Items from an interface collection
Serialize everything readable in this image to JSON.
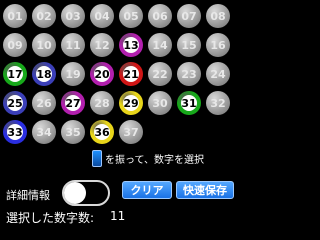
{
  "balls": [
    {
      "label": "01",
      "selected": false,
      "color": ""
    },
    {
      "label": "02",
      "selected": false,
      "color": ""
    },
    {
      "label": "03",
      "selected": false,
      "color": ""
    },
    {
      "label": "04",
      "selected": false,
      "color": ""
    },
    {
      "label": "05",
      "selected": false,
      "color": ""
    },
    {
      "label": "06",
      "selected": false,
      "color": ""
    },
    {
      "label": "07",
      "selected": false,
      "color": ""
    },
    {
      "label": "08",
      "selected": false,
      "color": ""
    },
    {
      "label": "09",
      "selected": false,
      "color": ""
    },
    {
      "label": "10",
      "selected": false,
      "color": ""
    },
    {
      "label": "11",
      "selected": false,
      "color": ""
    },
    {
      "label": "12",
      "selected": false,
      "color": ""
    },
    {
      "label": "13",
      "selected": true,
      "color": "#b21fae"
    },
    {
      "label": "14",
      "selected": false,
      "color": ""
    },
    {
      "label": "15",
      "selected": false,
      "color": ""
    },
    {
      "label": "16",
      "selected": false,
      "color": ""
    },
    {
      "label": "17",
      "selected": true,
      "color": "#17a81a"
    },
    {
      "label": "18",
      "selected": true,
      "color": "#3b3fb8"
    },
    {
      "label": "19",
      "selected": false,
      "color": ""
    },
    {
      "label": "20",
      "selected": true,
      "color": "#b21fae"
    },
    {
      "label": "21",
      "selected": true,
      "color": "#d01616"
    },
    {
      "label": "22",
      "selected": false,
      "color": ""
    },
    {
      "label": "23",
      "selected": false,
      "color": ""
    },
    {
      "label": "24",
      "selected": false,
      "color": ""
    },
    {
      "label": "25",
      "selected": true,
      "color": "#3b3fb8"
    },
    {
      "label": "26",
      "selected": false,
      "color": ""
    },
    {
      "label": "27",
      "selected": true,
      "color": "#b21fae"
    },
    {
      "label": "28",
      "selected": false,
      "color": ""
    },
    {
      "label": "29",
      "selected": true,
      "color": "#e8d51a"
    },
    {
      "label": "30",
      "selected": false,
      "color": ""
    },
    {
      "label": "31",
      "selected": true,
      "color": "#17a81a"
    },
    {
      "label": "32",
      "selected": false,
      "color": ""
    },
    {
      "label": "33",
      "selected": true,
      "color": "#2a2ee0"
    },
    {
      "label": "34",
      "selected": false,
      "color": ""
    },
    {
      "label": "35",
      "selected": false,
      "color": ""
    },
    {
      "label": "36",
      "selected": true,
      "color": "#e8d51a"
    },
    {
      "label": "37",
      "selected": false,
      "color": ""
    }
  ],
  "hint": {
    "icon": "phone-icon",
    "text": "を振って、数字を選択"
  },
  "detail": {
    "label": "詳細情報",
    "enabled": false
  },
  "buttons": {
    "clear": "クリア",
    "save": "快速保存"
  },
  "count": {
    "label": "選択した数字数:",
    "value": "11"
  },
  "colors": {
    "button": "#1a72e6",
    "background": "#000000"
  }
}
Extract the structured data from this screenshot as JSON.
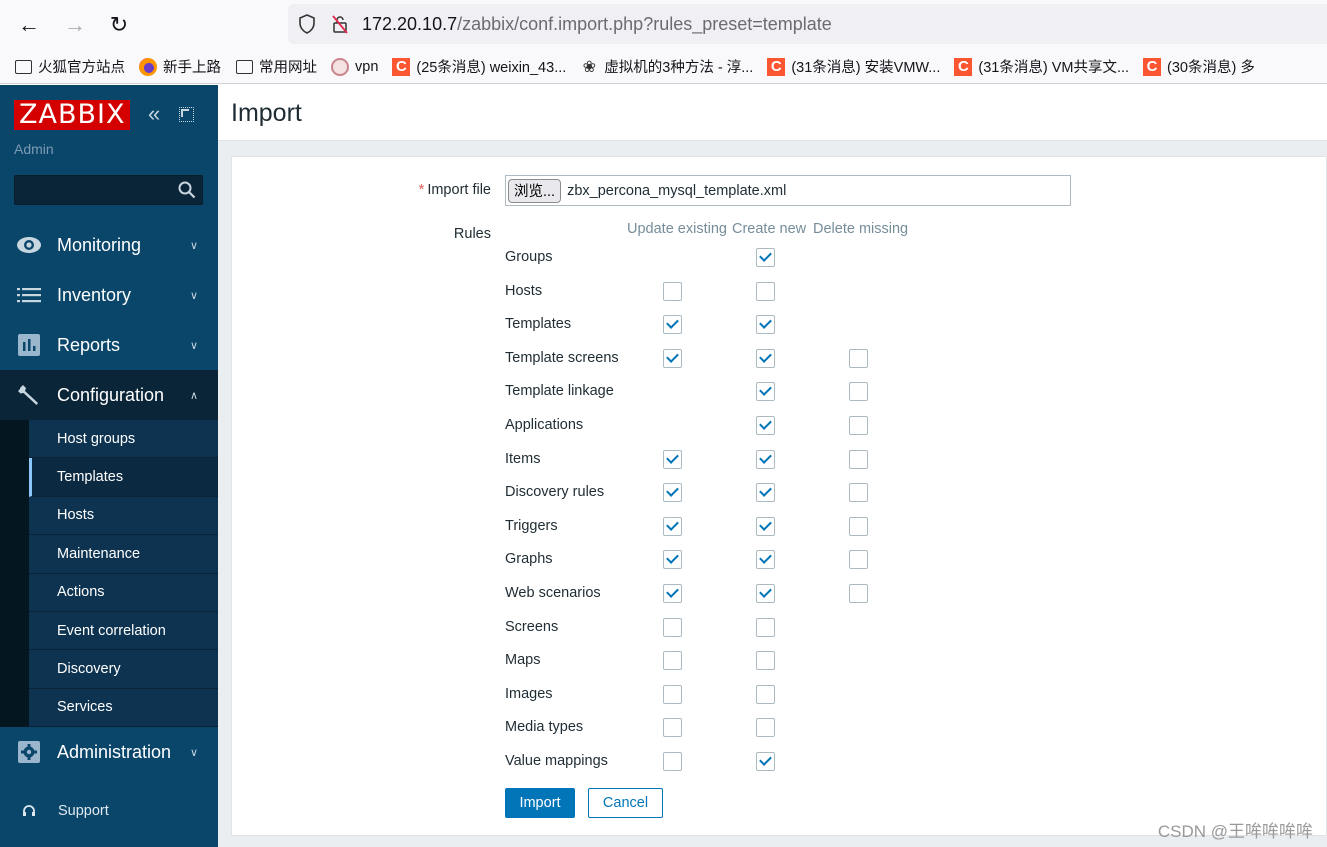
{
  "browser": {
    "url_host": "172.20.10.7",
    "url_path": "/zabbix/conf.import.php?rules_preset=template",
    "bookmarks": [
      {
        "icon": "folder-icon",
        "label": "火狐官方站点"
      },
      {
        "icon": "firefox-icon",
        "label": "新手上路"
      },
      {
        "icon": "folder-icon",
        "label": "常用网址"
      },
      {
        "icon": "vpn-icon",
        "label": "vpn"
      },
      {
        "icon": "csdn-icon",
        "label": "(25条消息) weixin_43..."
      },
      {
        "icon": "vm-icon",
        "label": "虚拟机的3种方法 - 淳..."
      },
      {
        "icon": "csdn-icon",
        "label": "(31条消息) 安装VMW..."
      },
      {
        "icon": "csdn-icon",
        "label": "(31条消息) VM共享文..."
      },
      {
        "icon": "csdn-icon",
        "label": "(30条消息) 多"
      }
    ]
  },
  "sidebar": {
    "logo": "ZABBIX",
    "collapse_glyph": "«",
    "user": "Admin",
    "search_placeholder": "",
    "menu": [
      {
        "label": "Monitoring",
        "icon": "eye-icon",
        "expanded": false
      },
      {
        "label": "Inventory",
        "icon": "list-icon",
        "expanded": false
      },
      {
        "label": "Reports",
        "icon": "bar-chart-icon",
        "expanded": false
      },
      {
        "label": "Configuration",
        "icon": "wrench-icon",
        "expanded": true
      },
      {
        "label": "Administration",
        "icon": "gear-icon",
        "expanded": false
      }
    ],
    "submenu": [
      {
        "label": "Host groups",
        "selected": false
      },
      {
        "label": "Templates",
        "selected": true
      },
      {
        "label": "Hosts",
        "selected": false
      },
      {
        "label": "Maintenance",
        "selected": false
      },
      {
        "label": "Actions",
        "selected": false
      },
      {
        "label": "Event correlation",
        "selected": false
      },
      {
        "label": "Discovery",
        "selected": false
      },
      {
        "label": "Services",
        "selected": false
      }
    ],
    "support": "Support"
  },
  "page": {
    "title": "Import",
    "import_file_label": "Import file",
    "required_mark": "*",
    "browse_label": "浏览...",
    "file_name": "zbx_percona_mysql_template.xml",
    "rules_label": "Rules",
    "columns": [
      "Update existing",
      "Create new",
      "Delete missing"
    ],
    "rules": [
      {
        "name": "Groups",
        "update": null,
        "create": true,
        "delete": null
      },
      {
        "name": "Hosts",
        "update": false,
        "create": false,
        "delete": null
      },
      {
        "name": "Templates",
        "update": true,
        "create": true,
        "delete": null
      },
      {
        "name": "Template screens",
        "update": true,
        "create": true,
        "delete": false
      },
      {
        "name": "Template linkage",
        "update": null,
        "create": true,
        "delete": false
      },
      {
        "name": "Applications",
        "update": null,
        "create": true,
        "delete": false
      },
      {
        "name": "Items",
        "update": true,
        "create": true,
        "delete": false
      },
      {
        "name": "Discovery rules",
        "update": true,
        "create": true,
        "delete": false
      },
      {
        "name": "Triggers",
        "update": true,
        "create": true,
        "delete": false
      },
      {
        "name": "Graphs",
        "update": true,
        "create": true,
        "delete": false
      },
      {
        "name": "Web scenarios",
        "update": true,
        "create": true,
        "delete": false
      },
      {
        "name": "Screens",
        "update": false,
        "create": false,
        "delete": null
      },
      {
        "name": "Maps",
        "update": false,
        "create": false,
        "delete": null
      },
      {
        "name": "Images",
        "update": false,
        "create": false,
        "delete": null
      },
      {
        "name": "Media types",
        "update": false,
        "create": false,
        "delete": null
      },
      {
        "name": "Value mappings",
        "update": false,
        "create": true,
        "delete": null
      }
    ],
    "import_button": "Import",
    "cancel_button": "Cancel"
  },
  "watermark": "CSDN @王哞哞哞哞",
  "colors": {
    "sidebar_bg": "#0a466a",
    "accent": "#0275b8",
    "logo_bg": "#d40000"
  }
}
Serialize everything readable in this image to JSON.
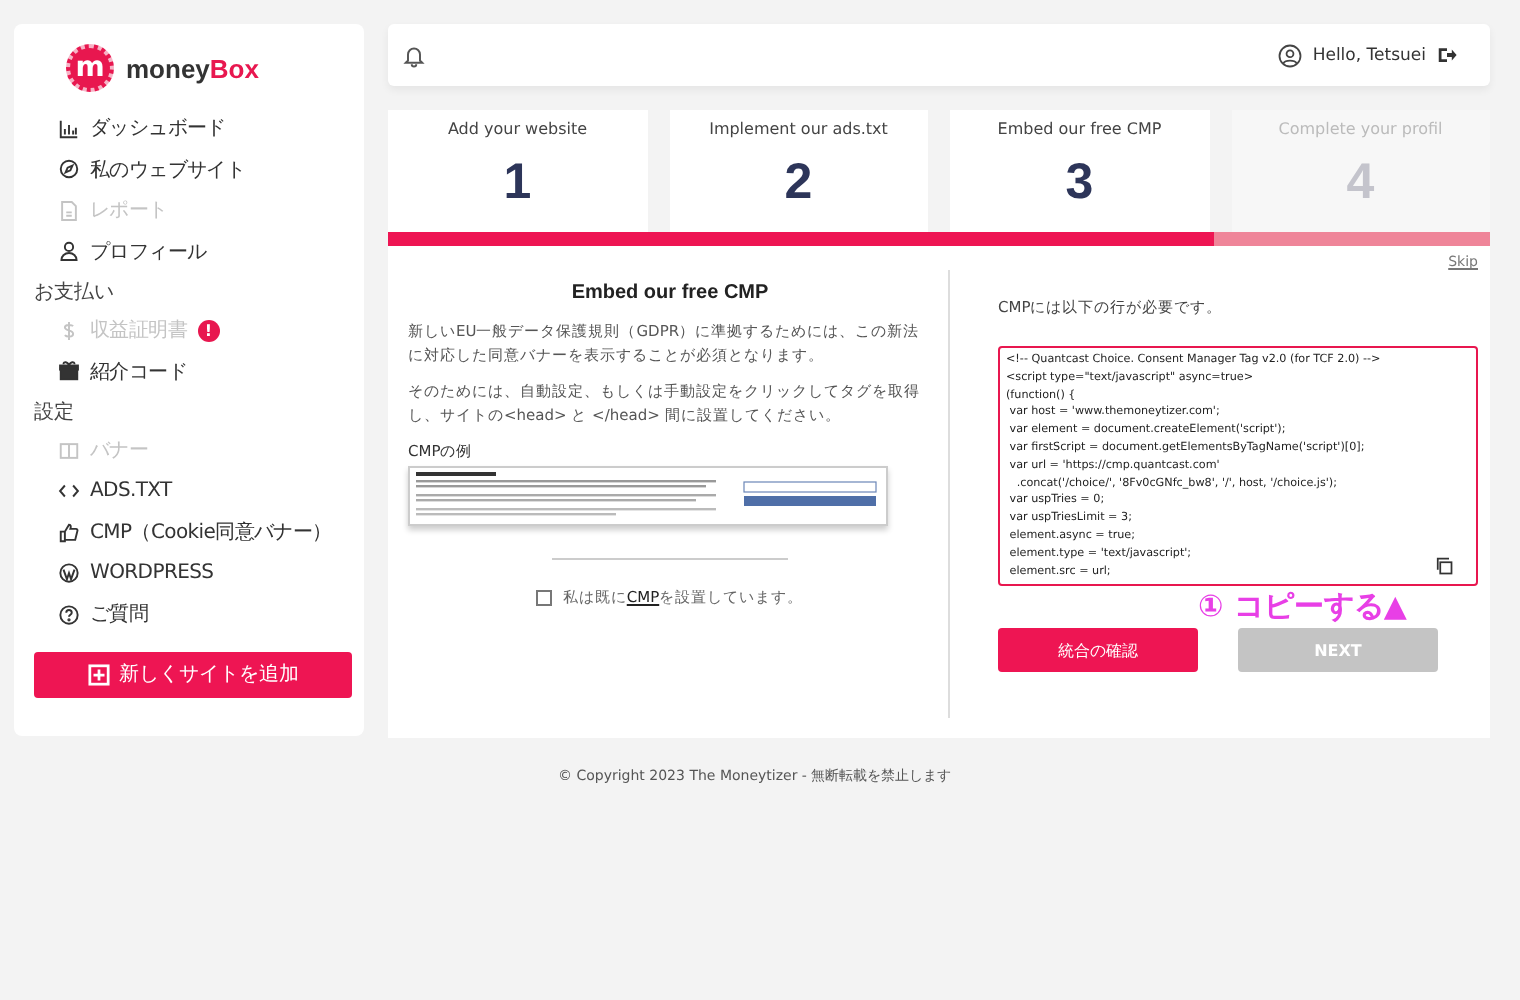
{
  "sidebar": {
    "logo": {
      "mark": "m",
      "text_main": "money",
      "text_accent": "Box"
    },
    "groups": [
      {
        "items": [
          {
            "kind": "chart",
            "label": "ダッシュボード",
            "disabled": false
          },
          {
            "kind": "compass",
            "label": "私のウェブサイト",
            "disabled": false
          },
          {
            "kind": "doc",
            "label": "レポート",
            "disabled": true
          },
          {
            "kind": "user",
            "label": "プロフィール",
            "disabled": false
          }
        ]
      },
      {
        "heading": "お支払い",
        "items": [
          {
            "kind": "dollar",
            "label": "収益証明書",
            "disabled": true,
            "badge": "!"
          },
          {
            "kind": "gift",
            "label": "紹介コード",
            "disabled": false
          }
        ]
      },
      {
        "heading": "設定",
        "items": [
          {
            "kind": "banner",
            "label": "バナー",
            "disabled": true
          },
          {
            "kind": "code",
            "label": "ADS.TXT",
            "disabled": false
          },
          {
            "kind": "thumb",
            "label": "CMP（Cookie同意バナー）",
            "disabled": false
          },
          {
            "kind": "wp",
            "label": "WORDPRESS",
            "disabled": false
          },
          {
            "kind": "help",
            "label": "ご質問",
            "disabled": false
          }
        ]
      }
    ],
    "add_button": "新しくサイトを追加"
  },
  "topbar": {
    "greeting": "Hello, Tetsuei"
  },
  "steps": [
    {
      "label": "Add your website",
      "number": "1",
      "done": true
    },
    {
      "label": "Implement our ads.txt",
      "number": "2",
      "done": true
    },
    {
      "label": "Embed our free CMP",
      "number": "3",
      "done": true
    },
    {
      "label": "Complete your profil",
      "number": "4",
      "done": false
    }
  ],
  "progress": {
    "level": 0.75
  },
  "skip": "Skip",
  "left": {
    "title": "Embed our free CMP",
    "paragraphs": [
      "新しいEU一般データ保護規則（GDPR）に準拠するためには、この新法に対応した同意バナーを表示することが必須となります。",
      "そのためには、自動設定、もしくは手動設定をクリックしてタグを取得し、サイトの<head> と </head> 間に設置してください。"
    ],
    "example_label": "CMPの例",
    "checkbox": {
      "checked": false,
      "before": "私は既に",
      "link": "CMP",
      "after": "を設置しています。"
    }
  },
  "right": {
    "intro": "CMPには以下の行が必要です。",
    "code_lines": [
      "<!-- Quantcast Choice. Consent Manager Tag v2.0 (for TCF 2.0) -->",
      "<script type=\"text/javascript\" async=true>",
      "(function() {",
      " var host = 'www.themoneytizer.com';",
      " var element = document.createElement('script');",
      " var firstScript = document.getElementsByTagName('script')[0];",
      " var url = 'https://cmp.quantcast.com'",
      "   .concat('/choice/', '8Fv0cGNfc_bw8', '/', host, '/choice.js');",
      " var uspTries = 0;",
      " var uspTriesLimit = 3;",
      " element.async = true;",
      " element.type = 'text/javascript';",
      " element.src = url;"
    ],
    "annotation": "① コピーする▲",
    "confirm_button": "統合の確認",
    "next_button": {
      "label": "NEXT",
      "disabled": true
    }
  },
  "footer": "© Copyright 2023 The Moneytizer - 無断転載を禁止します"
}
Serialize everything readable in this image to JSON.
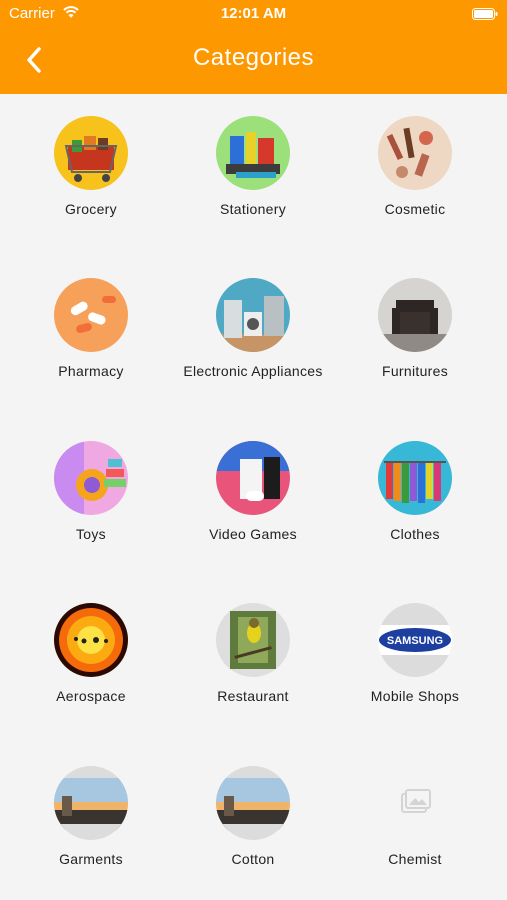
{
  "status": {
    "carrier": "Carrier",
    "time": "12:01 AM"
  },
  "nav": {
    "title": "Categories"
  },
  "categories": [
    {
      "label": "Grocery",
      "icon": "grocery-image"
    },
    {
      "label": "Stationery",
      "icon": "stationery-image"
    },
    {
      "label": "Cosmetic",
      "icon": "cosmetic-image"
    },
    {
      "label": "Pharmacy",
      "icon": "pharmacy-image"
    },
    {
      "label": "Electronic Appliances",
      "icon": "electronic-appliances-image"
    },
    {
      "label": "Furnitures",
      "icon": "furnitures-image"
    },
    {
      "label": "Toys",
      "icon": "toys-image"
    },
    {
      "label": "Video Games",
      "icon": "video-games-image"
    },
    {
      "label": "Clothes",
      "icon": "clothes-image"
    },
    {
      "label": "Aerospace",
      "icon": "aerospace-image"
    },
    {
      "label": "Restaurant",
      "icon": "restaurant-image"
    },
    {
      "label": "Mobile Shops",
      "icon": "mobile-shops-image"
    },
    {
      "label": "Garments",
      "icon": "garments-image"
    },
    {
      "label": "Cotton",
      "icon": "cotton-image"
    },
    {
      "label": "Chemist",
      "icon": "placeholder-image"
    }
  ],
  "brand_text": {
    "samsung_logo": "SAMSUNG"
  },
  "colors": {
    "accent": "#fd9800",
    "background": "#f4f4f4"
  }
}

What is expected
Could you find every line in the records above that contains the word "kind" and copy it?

Response box
            "kind": "chart",
            "kind": "compass",
            "kind": "doc",
            "kind": "user",
            "kind": "dollar",
            "kind": "gift",
            "kind": "banner",
            "kind": "code",
            "kind": "thumb",
            "kind": "wp",
            "kind": "help",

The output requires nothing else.